John Keats's poetry :
Beautiful, brilliant but squeamish
[Part 1 ]
John Keats’ Endymion, Lamia and Isabella stand out from the rest of
his creations. He was unmatched among the male Romantics who opted to
represent an erotic feel with a female as a visionary experience. Many
men go through this experience when a woman they desire is unattainable.
But where Keats was concerned, it was different owing to his feminine
character that dominated his poetry.
Doctors’ mistakes were Keats's agonising end.
Sad to say, his brilliance was one-sided, more feminine-connected. It
revealed his weak personality that prevented or clashed with the beauty
of words that made his poetry to scale dizzy heights.
A striking feat towards the discourse of Keats both in the 19th and
20th centuries is the frequency with which his gender was an issue not
on a matter of biology but his ideology in this context. A profound
division of judgement that he agitated was of interest not only to his
colleagues but the critics of his time who lost no time surfacing his
effeminate character in the language he used.
Many were to question or provoke this type of obsessive vocabulary in
his letters about the character differences and poetic existence.
However, Keats did not fit conventional theory that made him a
convenience focus for ideology.
He had his own literary style and sensibility which was the signature
that made him highly accessible to social and psychological influences.
Byron was the first poet to come out openly and criticise Keats's
feminist bearing and together with John Lockhart forced a rhetoric that
puerilised to exclude Keats from adult male company from a serious
consideration as a poet.
They tabbed him as one from the Cockney School. Though it hurt Keat's
ego, he was aware that he was born in the city of London. ‘Cockney’
implies being a mother's darling, a child brought up tenderly.
All poets of his generation found Keats spoilt by Cockneyfying but
Byron was different and thought Keats was spoilt by sexual immaturity.
But Keats had his own charm that drew women to him with elegance. This
made it worse as he plunged into their admiration and affection that
unwittingly ended up in his poems. He was never the spirited man women
thought him to be.
But no poet attracted so many literary biographers as Keats among
Romantic poets. He blazed a trail full of then and new readers will find
Keat's aura especially in poetry of Keats by Brian Stone in the Penguin
series published in 1992. All writers have criss-crossed his poems and
keep rediscovering his amazing virtuosity.

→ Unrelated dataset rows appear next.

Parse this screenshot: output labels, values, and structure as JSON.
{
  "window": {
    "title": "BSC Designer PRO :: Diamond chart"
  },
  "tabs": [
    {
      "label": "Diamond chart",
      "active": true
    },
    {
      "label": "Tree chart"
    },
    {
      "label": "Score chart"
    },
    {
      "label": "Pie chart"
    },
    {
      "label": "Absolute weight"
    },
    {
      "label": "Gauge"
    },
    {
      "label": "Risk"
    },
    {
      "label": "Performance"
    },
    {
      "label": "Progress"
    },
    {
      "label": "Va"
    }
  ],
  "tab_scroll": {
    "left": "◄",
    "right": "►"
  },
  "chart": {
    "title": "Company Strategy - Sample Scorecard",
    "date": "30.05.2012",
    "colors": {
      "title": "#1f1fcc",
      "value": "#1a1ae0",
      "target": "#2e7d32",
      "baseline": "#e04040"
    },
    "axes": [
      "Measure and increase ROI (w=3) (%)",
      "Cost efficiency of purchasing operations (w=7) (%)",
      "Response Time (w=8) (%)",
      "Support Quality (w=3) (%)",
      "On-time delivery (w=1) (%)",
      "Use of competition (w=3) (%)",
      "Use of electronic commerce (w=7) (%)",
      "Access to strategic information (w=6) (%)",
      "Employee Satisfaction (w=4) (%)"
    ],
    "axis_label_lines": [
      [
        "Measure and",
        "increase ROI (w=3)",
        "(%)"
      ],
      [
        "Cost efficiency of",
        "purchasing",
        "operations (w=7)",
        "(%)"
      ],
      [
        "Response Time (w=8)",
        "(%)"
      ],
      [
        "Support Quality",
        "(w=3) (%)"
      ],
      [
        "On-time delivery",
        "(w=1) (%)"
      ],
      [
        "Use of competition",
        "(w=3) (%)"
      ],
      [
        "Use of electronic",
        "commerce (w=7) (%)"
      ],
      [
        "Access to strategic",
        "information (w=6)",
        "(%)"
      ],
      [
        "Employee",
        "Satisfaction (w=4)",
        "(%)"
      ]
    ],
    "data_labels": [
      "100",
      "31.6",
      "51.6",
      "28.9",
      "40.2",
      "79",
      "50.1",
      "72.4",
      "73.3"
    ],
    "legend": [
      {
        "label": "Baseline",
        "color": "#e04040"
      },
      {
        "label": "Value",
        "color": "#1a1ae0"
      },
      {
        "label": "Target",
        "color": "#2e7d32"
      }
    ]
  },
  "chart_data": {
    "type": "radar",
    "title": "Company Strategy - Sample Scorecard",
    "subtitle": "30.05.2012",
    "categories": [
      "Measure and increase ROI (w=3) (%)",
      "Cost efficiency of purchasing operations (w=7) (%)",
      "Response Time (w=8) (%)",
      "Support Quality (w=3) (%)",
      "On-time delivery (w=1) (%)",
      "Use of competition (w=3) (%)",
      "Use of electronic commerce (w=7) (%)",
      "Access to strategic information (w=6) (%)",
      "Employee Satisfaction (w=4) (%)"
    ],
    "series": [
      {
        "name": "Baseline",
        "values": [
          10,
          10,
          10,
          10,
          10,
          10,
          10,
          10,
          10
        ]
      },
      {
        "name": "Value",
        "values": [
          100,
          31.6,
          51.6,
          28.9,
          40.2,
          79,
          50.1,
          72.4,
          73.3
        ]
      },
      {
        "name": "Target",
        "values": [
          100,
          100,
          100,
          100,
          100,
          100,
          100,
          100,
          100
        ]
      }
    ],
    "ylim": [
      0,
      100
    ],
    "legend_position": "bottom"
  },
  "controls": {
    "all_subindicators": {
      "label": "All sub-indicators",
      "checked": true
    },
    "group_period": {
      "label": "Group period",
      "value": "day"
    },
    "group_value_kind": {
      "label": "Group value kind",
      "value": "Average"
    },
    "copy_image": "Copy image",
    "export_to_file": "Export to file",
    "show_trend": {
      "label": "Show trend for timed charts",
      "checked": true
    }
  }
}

Keats was a consistent
writer. Criticism has been more traditional with literary scope and
method. In recent times critics tend to concentrate on matters of style

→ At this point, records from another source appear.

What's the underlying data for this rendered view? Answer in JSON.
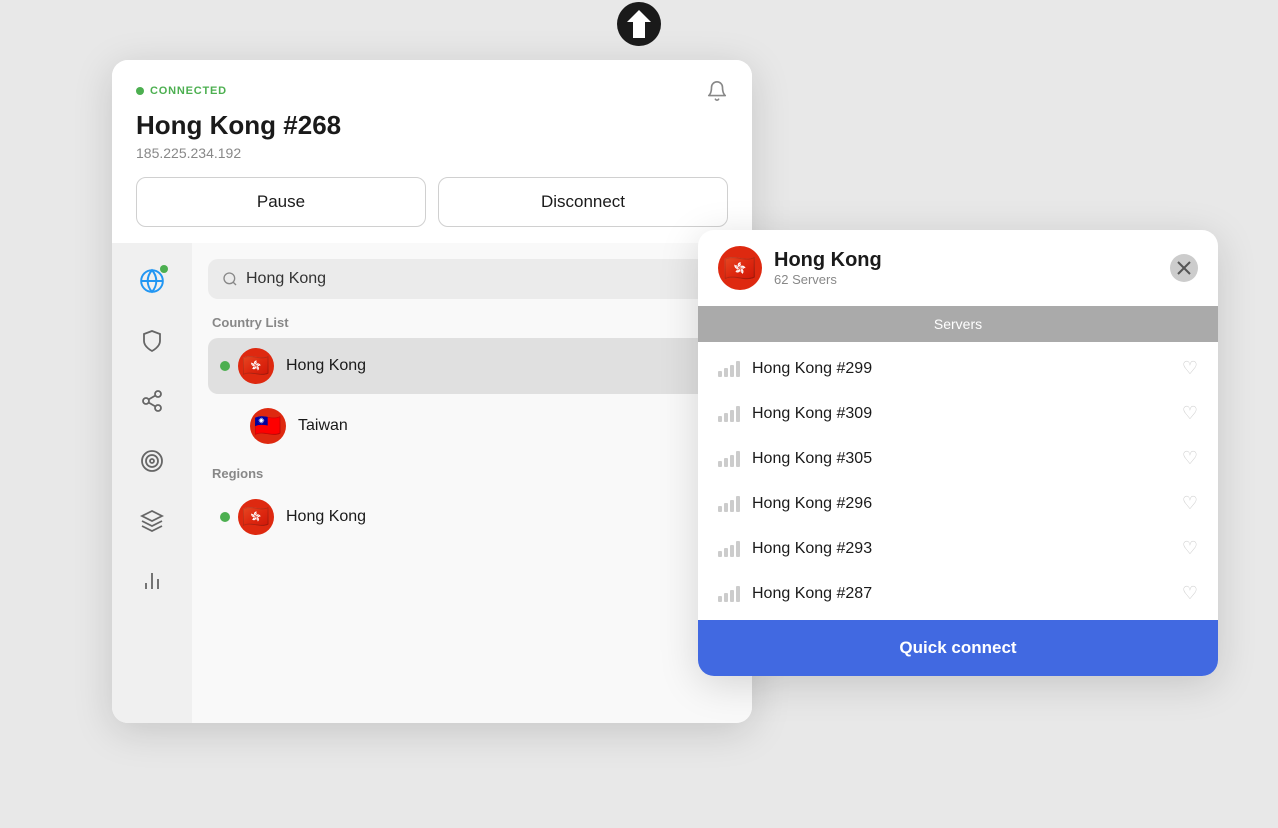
{
  "logo": {
    "aria": "ProtonVPN logo"
  },
  "header": {
    "status": "CONNECTED",
    "server_name": "Hong Kong #268",
    "ip_address": "185.225.234.192",
    "pause_label": "Pause",
    "disconnect_label": "Disconnect"
  },
  "sidebar": {
    "items": [
      {
        "name": "globe",
        "label": "Countries",
        "active": true,
        "has_dot": true
      },
      {
        "name": "shield",
        "label": "NetShield",
        "active": false,
        "has_dot": false
      },
      {
        "name": "share",
        "label": "Secure Core",
        "active": false,
        "has_dot": false
      },
      {
        "name": "target",
        "label": "Streaming",
        "active": false,
        "has_dot": false
      },
      {
        "name": "layers",
        "label": "Profiles",
        "active": false,
        "has_dot": false
      },
      {
        "name": "chart",
        "label": "Statistics",
        "active": false,
        "has_dot": false
      }
    ]
  },
  "search": {
    "placeholder": "Hong Kong",
    "value": "Hong Kong",
    "clear_aria": "Clear search"
  },
  "country_list": {
    "label": "Country List",
    "items": [
      {
        "name": "Hong Kong",
        "flag": "🇭🇰",
        "selected": true,
        "connected": true
      },
      {
        "name": "Taiwan",
        "flag": "🇹🇼",
        "selected": false,
        "connected": false
      }
    ]
  },
  "regions": {
    "label": "Regions",
    "items": [
      {
        "name": "Hong Kong",
        "flag": "🇭🇰",
        "connected": true
      }
    ]
  },
  "hk_popup": {
    "country_name": "Hong Kong",
    "servers_count": "62 Servers",
    "tab_label": "Servers",
    "servers": [
      {
        "name": "Hong Kong #299"
      },
      {
        "name": "Hong Kong #309"
      },
      {
        "name": "Hong Kong #305"
      },
      {
        "name": "Hong Kong #296"
      },
      {
        "name": "Hong Kong #293"
      },
      {
        "name": "Hong Kong #287"
      }
    ],
    "quick_connect_label": "Quick connect"
  }
}
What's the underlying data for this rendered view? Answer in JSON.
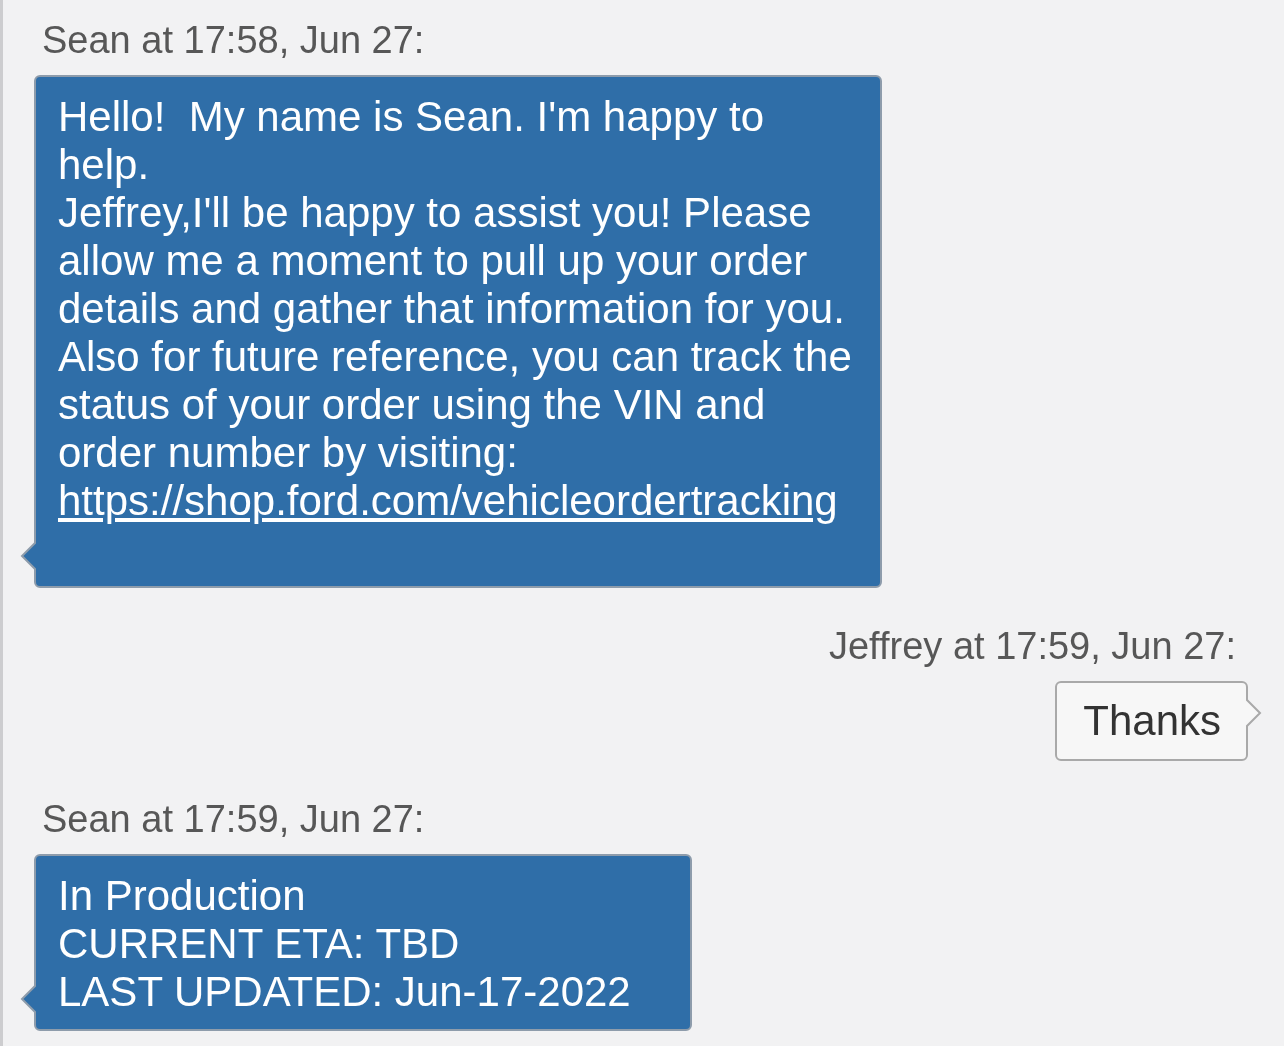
{
  "messages": [
    {
      "kind": "agent",
      "header": "Sean at 17:58, Jun 27:",
      "paragraphs": [
        "Hello!  My name is Sean. I'm happy to help.",
        "Jeffrey,I'll be happy to assist you! Please allow me a moment to pull up your order details and gather that information for you. Also for future reference, you can track the status of your order using the VIN and order number by visiting:"
      ],
      "link": "https://shop.ford.com/vehicleordertracking"
    },
    {
      "kind": "customer",
      "header": "Jeffrey at 17:59, Jun 27:",
      "paragraphs": [
        "Thanks"
      ]
    },
    {
      "kind": "agent",
      "header": "Sean at 17:59, Jun 27:",
      "paragraphs": [
        "In Production",
        "CURRENT ETA: TBD",
        "LAST UPDATED: Jun-17-2022"
      ]
    }
  ]
}
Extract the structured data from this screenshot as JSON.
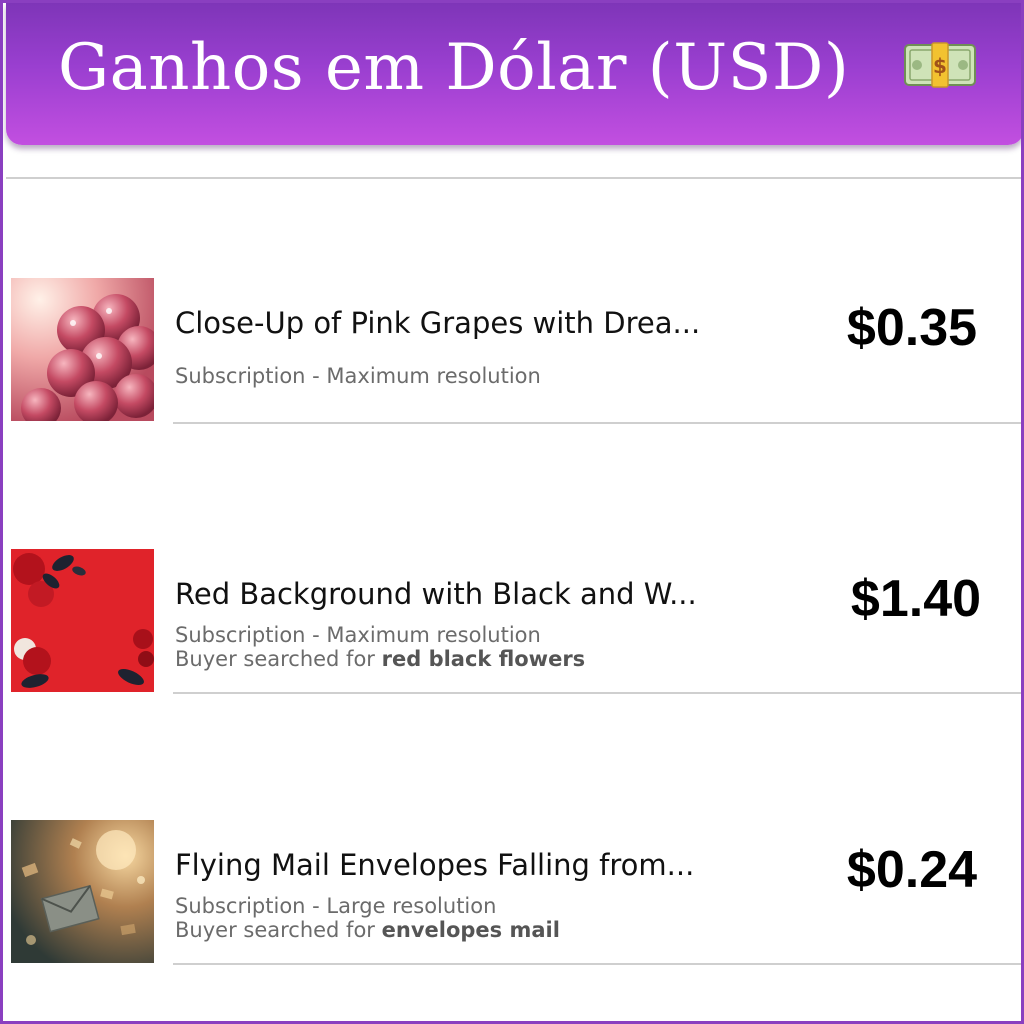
{
  "header": {
    "title": "Ganhos em Dólar (USD)",
    "icon": "money-with-wings-icon"
  },
  "sales": [
    {
      "title": "Close-Up of Pink Grapes with Drea...",
      "subtitle": "Subscription - Maximum resolution",
      "price": "$0.35",
      "thumbnail_icon": "pink-grapes-thumbnail"
    },
    {
      "title": "Red Background with Black and W...",
      "subtitle": "Subscription - Maximum resolution",
      "search_prefix": "Buyer searched for",
      "search_term": "red black flowers",
      "price": "$1.40",
      "thumbnail_icon": "red-flowers-thumbnail"
    },
    {
      "title": "Flying Mail Envelopes Falling from...",
      "subtitle": "Subscription - Large resolution",
      "search_prefix": "Buyer searched for",
      "search_term": "envelopes mail",
      "price": "$0.24",
      "thumbnail_icon": "mail-envelopes-thumbnail"
    }
  ],
  "colors": {
    "header_gradient_start": "#7e35b8",
    "header_gradient_end": "#c24fe0",
    "frame_border": "#8a3fc0"
  }
}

and artistic purpose.
There is always a story or a legend in his long poems. A fine example
is Isabella, a stunning story that lifted the imagination of composers.

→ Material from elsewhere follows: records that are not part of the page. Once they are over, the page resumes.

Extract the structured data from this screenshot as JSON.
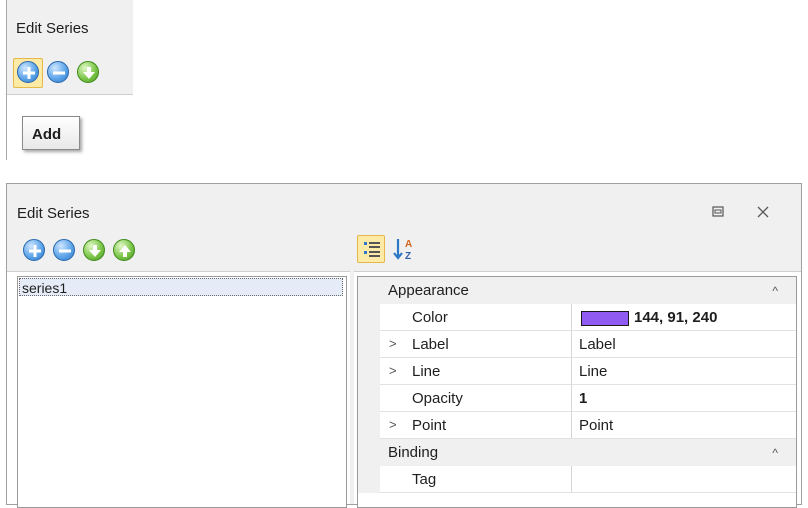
{
  "top_crop": {
    "title": "Edit Series",
    "tooltip": "Add"
  },
  "dialog": {
    "title": "Edit Series",
    "series": [
      "series1"
    ],
    "grid": {
      "categories": [
        {
          "name": "Appearance"
        },
        {
          "name": "Binding"
        }
      ],
      "appearance": {
        "color": {
          "label": "Color",
          "value": "144, 91, 240",
          "swatch": "#905bf0"
        },
        "label": {
          "label": "Label",
          "value": "Label"
        },
        "line": {
          "label": "Line",
          "value": "Line"
        },
        "opacity": {
          "label": "Opacity",
          "value": "1"
        },
        "point": {
          "label": "Point",
          "value": "Point"
        }
      },
      "binding": {
        "tag": {
          "label": "Tag",
          "value": ""
        }
      }
    }
  },
  "icons": {
    "add": "add-circle-icon",
    "remove": "remove-circle-icon",
    "down": "move-down-icon",
    "up": "move-up-icon",
    "categorized": "categorized-view-icon",
    "alphabetical": "sort-az-icon",
    "restore": "restore-window-icon",
    "close": "close-icon"
  },
  "colors": {
    "accent_blue": "#2f78c8",
    "accent_green": "#4a9a22",
    "highlight": "#fdeaa7"
  }
}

One of them was the story in musical lyrics at the spacious ornate
auditorium of the Royal Albert Hall with the BBC Orchestra conducted by
Sir Harrison Birtwistle. The original score was by Franck Bridge
(179-1941) in Concerto for Violin and Orchestra 25 and it was such a
marvellous hypnotic performance, I still feel it ringing in my ears. A
wide full orchestra three times over with so many harps, may have been
around 100 musicians that I had never seen even with the London
Philharmonic Orchestra. It was so amazing and such a wonderful tribute
to Keyts's Isabella. Sir Harrison being one of the magnificent
conductors of the day, rose in full stature bringing so many violins to
the fore. It was really a string affair presented by the BBC Symphony
‘In poetry, his was the woman's part’ was the comment of a woman
critic on Keats.
Inspite of many writings on Keats into the feminine sphere throughout
the century, he displayed such effeminacy of mind in The Eve of St.
Agnes and described a dress with more gust and beauty so much so that it
condescended appreciatively to Keats's poems to be marketed for female
A critic described it as mere entertainment for women. Charles Brown
prefaced his biographical sketch which image Keats's absorption into
feminine afterlife. It eulogised Keats's genius as delicate and fragile
than it was beautiful.
Perhaps, he died on the promise that took root in hostile as well as
on fertile soil. It indicated a sensibility lacking sufficient masculine
vigour and resilience to bear the insulting arrows slung at him. Byron
was incredulous when he learnt from Shelly that the young Keats died in
Rome bursting a blood vessel and in despair and anguish at the
contemptuous attack on his book in the Quarterly.
‘I did not think that criticism could be killing in a world of
bustle, especially in the career of writing! Byron was sad but had no
remorse for him. The image of Keats helped draw into orbit of a cultural
preoccupation of the widely circulated reports that dominated the 19th
century. The efforts to secure distinctions between the genders and
stabilise the conduct was liable to sudden excesses but Keats may have
not been aware when it was taking a toll on his life and works that
resulted in death.
‘Roseates and pained as a ravish'd nymph
into a hue more roseate than sweet pain,
Gives to a ravish'd Nymph when her warm tears Gush lucsious with no
To be continued